A tiny new micro laser, which weighs only 43 grams and measures 36-by-39-by-20, making it able to be incorporated into mobile phones to give them an eye-safe laser measurement capability, has been developed by Measurement Devices Ltd (MDL), York.
Powered by a standard USB connector, the tiny Micro Laser Module (MLM), believed to be the smallest in the world, requires less than 70 mA to make hundreds-of-measurements-a-second of objects within a 120-meter radius. It’s being marketed to equipment manufacturers with hopes that they will develop the software and interface so the micro technology can be applied to different products.
MDL Founder and Chairman, Steve Ball, a former Yorkshire mines surveyor, says “20 years ago, it needed a box the size of a biscuit tin to accommodate the laser technology which could measure objects within 100 meters every few seconds.
“After that we developed new techniques and software to enable a laser the size of a cigarette packet to measure up to 500 meters, 50,000 times a second. This is where the technology is today and they are used in rock mapping, dynamic mobile mapping and aircraft altimetry.”
Ball says that after he gave the company’s technicians the challenge of making the technology smaller and able to run on less power, they developed the MLM.
He adds: “There are many potential applications for the MLM, with an obvious one being for them to be integrated into mobile phones, which have evolved technologically so they are so much more than their name suggests and now incorporate good-quality cameras.
“While mobile phone cameras are proportionally correct, the next stage would be to enable them to give users the ability to instantly calculate the size of an object and deliver the data on screen.
“The mobile phone industry has to continue adding new features to sell new models to people who already possess a mobile phone, and incorporating a micro laser such as ours could add an important new facility which would mean that people working in many industries, such as civil engineering, construction and surveying, would no longer need some types of hand-held laser technology as they would be able to use their mobile phone.

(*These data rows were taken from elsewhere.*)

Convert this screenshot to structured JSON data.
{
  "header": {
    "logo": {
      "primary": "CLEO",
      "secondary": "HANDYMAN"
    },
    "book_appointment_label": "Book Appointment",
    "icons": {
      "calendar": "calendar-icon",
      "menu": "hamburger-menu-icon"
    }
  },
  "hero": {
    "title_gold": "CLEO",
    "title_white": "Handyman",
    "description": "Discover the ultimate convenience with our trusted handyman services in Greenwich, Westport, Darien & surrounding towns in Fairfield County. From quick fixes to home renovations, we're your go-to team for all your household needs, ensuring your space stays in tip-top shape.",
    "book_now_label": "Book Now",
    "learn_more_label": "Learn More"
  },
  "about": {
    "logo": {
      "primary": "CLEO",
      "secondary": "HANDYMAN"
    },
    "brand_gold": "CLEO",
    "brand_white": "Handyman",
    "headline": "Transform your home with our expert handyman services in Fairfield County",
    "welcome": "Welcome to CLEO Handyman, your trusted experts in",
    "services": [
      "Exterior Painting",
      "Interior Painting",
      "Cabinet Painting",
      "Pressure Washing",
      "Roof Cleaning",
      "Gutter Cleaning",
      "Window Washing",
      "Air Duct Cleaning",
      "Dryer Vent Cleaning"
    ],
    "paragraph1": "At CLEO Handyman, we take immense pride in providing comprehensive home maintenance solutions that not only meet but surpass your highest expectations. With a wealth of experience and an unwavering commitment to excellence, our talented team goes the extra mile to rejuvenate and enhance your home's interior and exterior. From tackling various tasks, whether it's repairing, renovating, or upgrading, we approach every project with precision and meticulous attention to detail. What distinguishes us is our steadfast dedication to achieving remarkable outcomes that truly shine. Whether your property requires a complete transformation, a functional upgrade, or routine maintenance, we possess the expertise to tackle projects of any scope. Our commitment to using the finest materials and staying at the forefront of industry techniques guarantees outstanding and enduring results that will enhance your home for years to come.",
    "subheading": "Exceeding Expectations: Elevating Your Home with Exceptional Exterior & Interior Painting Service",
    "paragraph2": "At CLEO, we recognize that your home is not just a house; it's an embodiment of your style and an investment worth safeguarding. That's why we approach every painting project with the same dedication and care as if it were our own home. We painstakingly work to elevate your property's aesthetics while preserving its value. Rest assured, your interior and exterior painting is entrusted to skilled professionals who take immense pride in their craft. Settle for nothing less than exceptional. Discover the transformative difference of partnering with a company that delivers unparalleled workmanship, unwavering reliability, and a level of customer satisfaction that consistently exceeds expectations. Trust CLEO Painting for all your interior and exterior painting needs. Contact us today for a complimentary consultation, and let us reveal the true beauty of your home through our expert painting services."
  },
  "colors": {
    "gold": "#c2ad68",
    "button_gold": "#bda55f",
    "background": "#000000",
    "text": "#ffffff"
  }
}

We are still in the early stages but the potential is huge.”
MDL, which also has offices in Scotland, England, Canada, the USA and Australia, has two operating divisions: Sensors, which designs and manufactures generic time-of-flight laser distance meters, and Systems, which designs and manufactures laser-based positioning and 3D-scanning products.
More details are available at www.mdl-laser.com